This week, the European Court of Justice (ECJ) handed down a hotly anticipated ruling in Football Association Premier League v. Murphy, et al. The case pitted the English Premier League (EPL), the highest tier of club soccer competition in England, against, among others, Karen Murphy, a Portsmouth-area pub owner. Why would a billion-dollar sports juggernaut be bothered to take a small-time Portsmouth publican to court? As it turns out, a simple piece of satellite technology was at the heart of the potentially groundbreaking case.
Murphy had installed a Greek satellite company’s decoder card in her pub’s satellite TV system, allowing her access to the Greek telecasts of EPL games. As a result, her pub could show live soccer games at three in the afternoon–something other pubs, subscribing to English broadcast rights-holders Sky Sports and ESPN, could not offer. Sky/ESPN are obligated by their license with the EPL to black out EPL games played from 3-5 PM, a practice aimed at keeping fans in the stadiums instead of the bar stools and sofas across England.

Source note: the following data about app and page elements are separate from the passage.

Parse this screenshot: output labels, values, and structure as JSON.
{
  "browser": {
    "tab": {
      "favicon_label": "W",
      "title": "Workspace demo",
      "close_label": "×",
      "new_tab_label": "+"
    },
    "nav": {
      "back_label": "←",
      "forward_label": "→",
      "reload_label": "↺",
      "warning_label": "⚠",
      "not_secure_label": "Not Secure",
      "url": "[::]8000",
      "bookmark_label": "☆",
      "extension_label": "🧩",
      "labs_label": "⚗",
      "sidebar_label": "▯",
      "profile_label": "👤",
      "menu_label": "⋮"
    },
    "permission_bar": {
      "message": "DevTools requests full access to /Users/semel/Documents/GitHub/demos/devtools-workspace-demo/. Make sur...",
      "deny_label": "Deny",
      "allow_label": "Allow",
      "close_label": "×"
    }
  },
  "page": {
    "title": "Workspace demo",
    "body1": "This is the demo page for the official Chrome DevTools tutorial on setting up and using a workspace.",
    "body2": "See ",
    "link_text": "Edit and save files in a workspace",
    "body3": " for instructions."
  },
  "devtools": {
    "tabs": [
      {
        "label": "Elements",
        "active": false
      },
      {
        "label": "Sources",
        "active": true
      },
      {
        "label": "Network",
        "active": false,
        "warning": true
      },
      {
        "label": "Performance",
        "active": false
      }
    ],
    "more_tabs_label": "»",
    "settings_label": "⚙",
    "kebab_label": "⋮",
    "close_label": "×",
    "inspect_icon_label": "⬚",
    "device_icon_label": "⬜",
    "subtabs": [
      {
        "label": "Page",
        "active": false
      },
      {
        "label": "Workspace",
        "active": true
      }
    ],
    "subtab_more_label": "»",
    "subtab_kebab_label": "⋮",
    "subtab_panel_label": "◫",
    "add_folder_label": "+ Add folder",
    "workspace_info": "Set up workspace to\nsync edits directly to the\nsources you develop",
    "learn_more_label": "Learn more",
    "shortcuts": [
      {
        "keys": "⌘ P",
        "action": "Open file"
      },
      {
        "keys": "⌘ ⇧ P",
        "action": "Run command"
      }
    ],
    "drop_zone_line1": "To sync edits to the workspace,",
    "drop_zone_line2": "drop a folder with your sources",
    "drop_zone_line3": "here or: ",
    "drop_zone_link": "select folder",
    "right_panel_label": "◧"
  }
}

In addition to depressing attendance at matches, the use of foreign decoder cards strikes at the very foundation of the EPL’s broadcast business model: using a foreign decoder allows pub owners to get access to their soccer content at a fraction of the cost of domestic decoder. A public display subscription to domestic service costs a pub about $747 per month, whereas a subscription to NOVA (the Greek satellite provider) costs a fraction of that amount, about $184 per month. The ability to charge English subscribers a premium for their own domestic content has allowed the EPL to sell its domestic broadcasting rights for about $1 billion a year.
This week’s ECJ ruling cut to the core of this business model: they ruled that the national law that made the use of such foreign decoder cards illegal was “contrary to EU law” in that it hindered a “completion of the internal market” for goods or services. Publicans like Ms. Murphy can thus no longer be stopped from (or fined for) ordering and using foreign decoders in their satellite receivers. They furthermore ruled that the EPL cannot circumvent these rules by inserting terms into their license agreements which would prevent broadcasters from selling decoders outside of their licensed territory. The scheme by which the EPL and its partners were able to extract a premium from English subscribers, according to the court “cannot be regarded as forming part of the appropriate remuneration” that rights-holders are due. In yet another potential blow to the EPL (and sports leagues throughout Europe), the court said (in what is likely dictum) that the EPL “cannot claim copyright in the Premier League matches themselves, as they cannot be classified as works” within EU copyright law. The ECJ said that only the anthem, on-screen logos, and other visual elements added by the EPL could constitute copyrightable works.
So what is the EPL to do? Its whole raison d’etre is to leverage the value of bundling the broadcast and sponsorship rights to top-flight English soccer and offer them to the highest bidders. The League took some comfort in the ECJ’s finding that the unique visual elements that the EPL tacks onto its broadcasts are subject to copyright protection. As a practical matter, this seems to be rather slight solace: once it is legal for the bartenders to buy and use these decoders in their pubs, preventing them from showing the part of the broadcasts that feature the League anthem or the League’s iconic logo seems like a chore indeed. As a legal matter, it would seem rather illogical for the EPL to be able to circumvent competition law by copyright protection what it cannot get through contract. As soccer commentators are apt to say in a close match, there is still “all to play for,” as the English court on remand might take a more favorable stance on the copyright issue and thus give the EPL the result they seek.